Now, my birth certificate and Social Security card (if I remember correctly) are under my maiden name, and my daughter's birth certificate uses my old first name.

But this is odd, and could be a mess indeed.

You might want to change the name on your Social Security card.

I work for the Disability division of Social Security, and have one case on my desk where the 60 year old woman never changed her last name with us. So when I had to write for records to substantiate her case, the computer put her maiden name (the name we still legally had to use) on all the letters. Since the medical records were in her married name, they all came back "no such patient". I had to re-send them all with her married name as an AKA (once we figured out that was what the problem was) which delayed the process considerably.
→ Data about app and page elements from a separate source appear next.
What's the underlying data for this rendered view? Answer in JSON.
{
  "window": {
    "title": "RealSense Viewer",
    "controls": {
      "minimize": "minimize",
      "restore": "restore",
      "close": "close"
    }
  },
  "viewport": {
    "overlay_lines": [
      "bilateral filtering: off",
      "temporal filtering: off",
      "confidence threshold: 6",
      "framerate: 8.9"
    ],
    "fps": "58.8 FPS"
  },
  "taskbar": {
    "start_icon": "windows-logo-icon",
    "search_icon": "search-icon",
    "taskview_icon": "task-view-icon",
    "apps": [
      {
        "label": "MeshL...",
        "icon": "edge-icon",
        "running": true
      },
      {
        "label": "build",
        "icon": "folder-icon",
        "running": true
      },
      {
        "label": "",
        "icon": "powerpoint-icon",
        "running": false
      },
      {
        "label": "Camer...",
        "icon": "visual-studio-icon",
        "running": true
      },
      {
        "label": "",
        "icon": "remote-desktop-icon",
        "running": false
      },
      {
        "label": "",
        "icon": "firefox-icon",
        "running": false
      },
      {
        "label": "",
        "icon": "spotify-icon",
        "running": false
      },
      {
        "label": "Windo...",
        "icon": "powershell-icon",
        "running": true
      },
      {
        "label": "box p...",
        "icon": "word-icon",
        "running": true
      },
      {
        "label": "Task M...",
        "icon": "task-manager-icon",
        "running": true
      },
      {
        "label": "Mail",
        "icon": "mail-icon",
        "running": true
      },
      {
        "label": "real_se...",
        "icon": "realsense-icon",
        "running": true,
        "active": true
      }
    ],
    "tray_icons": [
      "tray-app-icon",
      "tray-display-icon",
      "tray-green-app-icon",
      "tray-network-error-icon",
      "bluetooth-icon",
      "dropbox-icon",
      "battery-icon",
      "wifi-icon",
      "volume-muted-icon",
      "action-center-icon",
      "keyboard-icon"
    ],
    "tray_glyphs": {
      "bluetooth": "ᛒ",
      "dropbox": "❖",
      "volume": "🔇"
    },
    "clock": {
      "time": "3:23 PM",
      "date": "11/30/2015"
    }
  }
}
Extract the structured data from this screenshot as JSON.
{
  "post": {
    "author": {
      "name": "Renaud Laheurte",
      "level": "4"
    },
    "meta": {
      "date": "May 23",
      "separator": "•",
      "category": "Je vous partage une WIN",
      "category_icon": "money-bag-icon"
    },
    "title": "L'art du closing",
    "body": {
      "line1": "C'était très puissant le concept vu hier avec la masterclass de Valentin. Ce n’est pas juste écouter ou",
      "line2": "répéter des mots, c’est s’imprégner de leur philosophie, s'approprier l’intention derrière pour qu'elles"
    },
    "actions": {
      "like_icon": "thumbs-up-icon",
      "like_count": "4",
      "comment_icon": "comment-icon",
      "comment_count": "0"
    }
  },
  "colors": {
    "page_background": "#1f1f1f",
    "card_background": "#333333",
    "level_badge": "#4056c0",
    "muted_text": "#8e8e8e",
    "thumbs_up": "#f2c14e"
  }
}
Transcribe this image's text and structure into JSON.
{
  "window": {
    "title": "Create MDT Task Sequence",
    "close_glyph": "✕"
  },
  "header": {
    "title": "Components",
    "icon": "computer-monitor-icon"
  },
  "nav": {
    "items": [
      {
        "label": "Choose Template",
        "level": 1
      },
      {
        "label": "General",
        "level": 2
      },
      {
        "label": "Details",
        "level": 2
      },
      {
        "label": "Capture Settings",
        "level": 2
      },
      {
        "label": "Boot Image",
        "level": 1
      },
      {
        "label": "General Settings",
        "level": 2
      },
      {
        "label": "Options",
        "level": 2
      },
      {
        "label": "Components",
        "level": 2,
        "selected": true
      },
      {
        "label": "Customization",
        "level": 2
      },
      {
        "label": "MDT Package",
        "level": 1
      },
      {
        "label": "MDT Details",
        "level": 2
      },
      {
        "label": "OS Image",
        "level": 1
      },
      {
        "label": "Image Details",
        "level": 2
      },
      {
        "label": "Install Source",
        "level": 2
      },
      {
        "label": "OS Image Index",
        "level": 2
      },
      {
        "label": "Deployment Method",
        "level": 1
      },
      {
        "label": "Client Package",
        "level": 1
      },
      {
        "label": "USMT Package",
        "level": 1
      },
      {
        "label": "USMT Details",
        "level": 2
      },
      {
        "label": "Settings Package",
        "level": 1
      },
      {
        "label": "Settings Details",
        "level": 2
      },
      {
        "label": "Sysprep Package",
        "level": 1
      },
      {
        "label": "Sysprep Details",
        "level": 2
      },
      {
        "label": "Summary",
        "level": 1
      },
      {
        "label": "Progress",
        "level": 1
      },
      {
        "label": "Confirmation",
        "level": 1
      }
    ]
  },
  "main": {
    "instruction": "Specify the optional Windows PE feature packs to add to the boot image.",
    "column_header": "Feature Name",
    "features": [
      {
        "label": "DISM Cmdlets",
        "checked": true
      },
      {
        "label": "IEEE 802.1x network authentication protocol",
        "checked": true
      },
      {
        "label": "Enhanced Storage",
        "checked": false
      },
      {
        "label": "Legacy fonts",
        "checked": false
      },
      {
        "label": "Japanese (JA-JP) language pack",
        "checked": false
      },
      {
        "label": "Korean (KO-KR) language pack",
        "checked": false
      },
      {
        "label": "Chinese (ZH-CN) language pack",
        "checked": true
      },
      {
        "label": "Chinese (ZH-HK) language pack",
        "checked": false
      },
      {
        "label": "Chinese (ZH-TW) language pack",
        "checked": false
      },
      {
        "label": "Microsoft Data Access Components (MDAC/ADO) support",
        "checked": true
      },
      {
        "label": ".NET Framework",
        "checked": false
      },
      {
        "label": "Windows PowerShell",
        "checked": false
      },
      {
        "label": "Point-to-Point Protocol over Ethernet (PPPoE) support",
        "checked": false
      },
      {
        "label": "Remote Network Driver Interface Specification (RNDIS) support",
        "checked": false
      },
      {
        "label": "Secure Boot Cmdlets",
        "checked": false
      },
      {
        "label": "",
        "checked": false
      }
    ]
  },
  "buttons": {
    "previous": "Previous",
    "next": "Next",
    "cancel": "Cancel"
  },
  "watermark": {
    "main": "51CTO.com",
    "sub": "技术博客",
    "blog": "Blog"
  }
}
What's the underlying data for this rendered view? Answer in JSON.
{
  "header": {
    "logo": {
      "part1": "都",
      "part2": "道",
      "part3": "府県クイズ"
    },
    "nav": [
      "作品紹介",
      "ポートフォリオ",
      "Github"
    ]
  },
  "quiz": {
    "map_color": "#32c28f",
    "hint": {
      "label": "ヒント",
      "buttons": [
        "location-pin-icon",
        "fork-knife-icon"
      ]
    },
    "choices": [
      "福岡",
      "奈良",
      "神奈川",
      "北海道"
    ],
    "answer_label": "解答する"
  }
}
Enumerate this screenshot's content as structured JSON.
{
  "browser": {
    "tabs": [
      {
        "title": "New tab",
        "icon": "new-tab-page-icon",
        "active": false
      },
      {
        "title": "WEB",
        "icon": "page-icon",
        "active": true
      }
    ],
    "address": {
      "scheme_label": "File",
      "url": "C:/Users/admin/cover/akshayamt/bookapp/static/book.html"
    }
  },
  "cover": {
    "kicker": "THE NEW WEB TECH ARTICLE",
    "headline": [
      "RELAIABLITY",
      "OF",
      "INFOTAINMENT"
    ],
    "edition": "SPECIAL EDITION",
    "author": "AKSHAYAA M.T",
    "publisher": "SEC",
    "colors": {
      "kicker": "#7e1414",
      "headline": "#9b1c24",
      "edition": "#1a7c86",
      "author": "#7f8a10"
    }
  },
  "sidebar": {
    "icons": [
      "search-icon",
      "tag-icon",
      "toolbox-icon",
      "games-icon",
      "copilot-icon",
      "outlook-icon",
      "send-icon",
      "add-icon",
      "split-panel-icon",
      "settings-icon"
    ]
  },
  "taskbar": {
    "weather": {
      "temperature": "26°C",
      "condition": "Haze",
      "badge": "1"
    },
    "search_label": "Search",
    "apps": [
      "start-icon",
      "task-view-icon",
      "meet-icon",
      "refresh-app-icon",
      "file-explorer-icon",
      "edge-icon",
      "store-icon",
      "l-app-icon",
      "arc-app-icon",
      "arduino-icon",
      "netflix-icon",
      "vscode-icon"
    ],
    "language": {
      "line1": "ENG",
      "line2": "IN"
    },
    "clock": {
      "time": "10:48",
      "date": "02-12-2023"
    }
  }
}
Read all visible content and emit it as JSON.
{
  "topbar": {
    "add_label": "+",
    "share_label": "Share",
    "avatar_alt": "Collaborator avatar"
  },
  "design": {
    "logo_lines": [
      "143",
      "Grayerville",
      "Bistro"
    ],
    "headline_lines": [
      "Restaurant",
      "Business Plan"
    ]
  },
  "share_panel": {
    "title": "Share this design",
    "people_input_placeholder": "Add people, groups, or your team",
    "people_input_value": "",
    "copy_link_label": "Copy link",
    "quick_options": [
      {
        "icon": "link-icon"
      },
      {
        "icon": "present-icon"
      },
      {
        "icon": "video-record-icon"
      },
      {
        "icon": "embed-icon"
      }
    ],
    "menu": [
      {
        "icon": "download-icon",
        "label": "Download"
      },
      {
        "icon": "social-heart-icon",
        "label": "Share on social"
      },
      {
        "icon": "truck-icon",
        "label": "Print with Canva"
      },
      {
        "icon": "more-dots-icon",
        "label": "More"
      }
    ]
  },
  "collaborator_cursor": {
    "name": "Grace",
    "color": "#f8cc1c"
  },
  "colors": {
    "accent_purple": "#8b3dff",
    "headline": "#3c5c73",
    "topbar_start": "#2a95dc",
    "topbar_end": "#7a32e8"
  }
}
I think you can change it with just a phone call. Well worth it to avoid the potential hassle, don't you think?

Thanks for the information. The truth is that as I was typing it struck me that I'm pretty sure I did change it, but I'm going to check, once I decide whether I'll change back to my maiden name because of divorce. (Yes, not knowing whether I changed it is not... brilliant.)

If it's a test case, I honestly don't think it will pass muster. I was obsessed with changing my name when I was a teenager, and it's pretty much a sovereign right--you don't need to present so much as a reason for it. You just start using the new one. Sounds like time to take it to the courts--I doubt it will stand.

Did your mother change the name on her Social Security card? If so, maybe she could get documentation of the change from her local SSA office.

I don't know if they keep a record of WHY you changed your name, but it can't hurt to try, if it becomes an issue.

Of course she changed her name. SOP in 1954. :)

She should be able to get a copy of her marriage license from the city clerk's office that issued it.

But yeah, it's a disturbing precedent.

She got married in Japan, so that's a tad difficult.

My mom had to go through this nonsense in NJ back in 2002, when she renewed her NJ D/L. She had to present her naturalization papers to prove she was in the US legally and prove her identity, and her marriage license to document the name change. Fortunately she had all this paperwork.

This is going to come up more and more. The wonderful state of NJ is going to have to figure out what to do in cases where repositories of records were destroyed, as happens from time to time.

Thank goodness, it's relatively easy to change your name in Texas. When I got married the second time in 1993, I decided to use my maiden name as my middle name for legal purposes and take my husband's last name. I got my social security card changed by showing my marriage license. For the state driver's license, the same, the best I can recall, but I told them the name I wanted to use, and voila! That's what's it's been since.

i changed my last name in MA 2.5 years ago. it went likethis. i filled out pap3rwork for name then and on a different lien name after marriage. it was not my fianccee's name it was a new one we were both taking. once the city clerk got all paperwork we got a marriage certificate. boom, name changed. then i took the certificate as proof to get the SSA card changed and the DL changed etc.

in MA there are 3 ways you can change your name. one is through amarriage certificate, anotehr is through a court, which has a fee, and paperwork, and a mandatory newspaper annoucement. the third way is to jsut start usingyour new name. however you have to convince people to accept it, liek your utilities or credit cards. you can then take the new name proof liek a bill or two to the courts or jsut hte SSA peopel and get a new card. once the SSA has given you a new card, it is proof of name change.

wait...what? i'm confused...

That's very odd. I'm surprised that the precedent of having had a NJ D/L in a particular name for however many years isn't proof enough that she is who she is.

I don't suppose your mom remembers the names of the two Jewish soldiers who were the witnesses at her wedding does she? If so and if they are still alive... maybe she could have a new ketubah drawn up...

Anyway, ultimately, NJ is going to have to figure out what to do for people for whom records have been lost or destroyed.